: @etragedy When I first "read" the beginning two pages of Jim Steranko's Nick Fury Agent of Shield I actually had to check to make sure it was a comic from 1968 because it was so ahead of it's time. I've put read in quotes as those first few pages have next to no dialogue but show someone sneaking into a facility using a large amount of small panels per page. It is drawn very stylishly and cinematically. Steranko mentions in many interviews that was his idea... He wanted the reader to flow through the panels like they were watching a movie. Steranko put more emphasis on the moments before the big events rather than the events themselves (such as explosions, etc) as the explosions are over soon but the moments before create tension and suspense.
He came from an advertising and graphic design background so he definitely had a good idea of how to visually capture the readers attention and keep it. Interestingly I've read Steranko and Stan Lee often disagreed on the former's style and methods as Lee wanted things done in the house style (Gene Colan was also one who wouldn't conform to this).
: Did not know the former paragraphs information.
: Kirby and Ditko and Everett for me as far as Silver Age favorites are concerned. I have read more looney tunes characters and Mickey Mouse than Donald Duck though I must have read a few Barks stories. Steranko made some great Will Eisner style covers and did plenty of sweet stuff all his own as well IMO. T.H.U.N.D.E.R. Agents were great and so was Wally Wood.

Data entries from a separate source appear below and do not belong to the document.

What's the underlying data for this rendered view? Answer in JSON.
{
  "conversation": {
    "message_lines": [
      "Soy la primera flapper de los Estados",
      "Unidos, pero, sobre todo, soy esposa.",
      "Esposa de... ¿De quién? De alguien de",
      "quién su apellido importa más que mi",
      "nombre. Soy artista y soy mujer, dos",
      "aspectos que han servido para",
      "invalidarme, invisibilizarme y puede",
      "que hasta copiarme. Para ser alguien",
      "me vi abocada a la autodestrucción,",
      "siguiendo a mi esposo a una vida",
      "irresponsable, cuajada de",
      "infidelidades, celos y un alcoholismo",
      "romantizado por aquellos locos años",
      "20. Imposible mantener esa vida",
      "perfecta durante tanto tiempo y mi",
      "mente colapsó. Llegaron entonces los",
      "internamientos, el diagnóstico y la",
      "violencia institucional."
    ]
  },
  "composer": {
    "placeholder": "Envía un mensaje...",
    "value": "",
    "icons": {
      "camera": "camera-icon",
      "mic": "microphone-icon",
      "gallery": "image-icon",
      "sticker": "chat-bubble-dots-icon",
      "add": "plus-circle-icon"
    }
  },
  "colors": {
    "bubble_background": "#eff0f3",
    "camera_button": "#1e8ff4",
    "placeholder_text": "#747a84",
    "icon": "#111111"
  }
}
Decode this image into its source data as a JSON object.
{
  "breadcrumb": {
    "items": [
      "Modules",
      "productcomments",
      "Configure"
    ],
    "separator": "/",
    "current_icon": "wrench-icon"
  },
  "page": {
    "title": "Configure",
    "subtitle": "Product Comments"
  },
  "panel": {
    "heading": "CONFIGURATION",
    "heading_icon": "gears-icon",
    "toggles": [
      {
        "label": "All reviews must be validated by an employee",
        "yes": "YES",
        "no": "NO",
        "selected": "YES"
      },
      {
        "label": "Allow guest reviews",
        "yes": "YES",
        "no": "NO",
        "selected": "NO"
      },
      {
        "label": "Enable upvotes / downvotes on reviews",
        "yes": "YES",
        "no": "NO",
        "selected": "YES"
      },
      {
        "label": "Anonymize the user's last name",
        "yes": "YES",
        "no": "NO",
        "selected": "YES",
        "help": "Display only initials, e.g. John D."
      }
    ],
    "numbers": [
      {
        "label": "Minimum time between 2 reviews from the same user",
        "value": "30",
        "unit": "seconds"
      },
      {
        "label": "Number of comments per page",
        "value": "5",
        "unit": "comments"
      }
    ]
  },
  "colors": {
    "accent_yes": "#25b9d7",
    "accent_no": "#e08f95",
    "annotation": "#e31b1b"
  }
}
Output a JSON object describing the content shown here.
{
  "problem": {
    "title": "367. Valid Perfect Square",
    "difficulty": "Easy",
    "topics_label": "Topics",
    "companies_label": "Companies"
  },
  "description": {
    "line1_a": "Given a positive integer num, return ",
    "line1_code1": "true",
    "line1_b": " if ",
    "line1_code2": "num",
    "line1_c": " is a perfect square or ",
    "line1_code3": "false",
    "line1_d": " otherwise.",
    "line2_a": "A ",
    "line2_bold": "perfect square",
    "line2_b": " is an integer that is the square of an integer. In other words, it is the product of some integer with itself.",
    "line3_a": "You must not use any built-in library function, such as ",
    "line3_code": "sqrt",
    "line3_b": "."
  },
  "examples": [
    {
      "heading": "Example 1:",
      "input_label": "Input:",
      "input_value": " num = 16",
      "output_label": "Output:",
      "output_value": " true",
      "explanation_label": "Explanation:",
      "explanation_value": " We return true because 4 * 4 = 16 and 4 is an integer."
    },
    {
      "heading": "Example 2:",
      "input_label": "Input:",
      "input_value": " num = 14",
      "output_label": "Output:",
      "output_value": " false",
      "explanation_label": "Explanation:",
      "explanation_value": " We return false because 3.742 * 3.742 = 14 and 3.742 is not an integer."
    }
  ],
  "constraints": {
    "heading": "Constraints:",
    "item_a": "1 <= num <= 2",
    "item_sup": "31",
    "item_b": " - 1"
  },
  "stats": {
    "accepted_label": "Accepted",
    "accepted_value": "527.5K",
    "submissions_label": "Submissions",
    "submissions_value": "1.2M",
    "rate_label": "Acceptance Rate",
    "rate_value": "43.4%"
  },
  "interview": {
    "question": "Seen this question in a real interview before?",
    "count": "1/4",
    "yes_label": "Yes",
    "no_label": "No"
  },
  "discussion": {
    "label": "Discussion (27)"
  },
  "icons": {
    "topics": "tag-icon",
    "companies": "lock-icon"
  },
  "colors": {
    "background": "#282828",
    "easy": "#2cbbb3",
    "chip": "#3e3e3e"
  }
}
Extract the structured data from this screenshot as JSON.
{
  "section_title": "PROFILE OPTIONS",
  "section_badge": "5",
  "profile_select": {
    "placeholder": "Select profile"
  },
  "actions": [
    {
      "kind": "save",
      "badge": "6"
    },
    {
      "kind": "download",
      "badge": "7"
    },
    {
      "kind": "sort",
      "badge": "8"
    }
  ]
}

: My other favourite artists of the Silver Age are Jazzy Johnny Romita (Daredevil & Spider-Man), Gene Colan for his dark brooding work which really stood out from the rest of Marvel's stuff (Daredevil), Marie Severin (Hulk & Namor) and John Buscema (Silver Surfer). I think Sal Buscema was mainly inking then and I only read a handful of Neal Adams X-Men.
I kind of lost control of this RT, but you guys have done really well :) Feel good wrapping it up?
: Hm, I suppose that`s all, for now. If so, bye to all, this has been Kfh the (not all that) Kreat. And all the other guys, too. Fantastic thoughts, guys.
Far be it from me to only complain (or maybe just point out) unrealistic high heels, Shahrazad shows off some of the most unrealistic eyelashes in comics. The below is an entire panel from the most recent issue:
I don't really mind, I just remember talking to some male friends once as they were looking at some picture of some celebrity. My first impression was that "those are fake" to which they started debating with me whether or not said celebrity (can't remember who) had breast implants or not. It was not my point, as I was actually talking about the eyelashes, but it is interesting to remember that in comics that the exaggerated features of characters is not only in the size of their breasts or the exposure of their skin (also thanks to Chanel for giving me a mascara brand name to rip off).
Though few people are likely reading it, one of the most intriguing series that I have read in a long time is that of Shahrazad. Three issues in I am still not entirely certain of what is going on, as character jump back and forth between genres and sub-genres of fiction, with still little connection in between. This is not of place at the same time, seeing as the characters are based on the narrator of the 1001 Arabian Nights, where each night produced a new story. In this case the narrator has become the protagonist and lives the stories now instead of telling them.
Despite not really knowing what is going on yet, issue #3 introduced the character of Janus. It is not evident yet whether this character is related directly to the Roman god, but it would seem that at least the powers are in some way (the ability to see forward in time.) As such though this character, being able to look forward and back serves as a well chosen antagonist for the main character, one who is similar at least thus far to that of DC Comics' Resurrection Man. When one character can manipulate time and space in one way, this occurs in a different sense, and while maybe not giving more explanation at least gives some direction.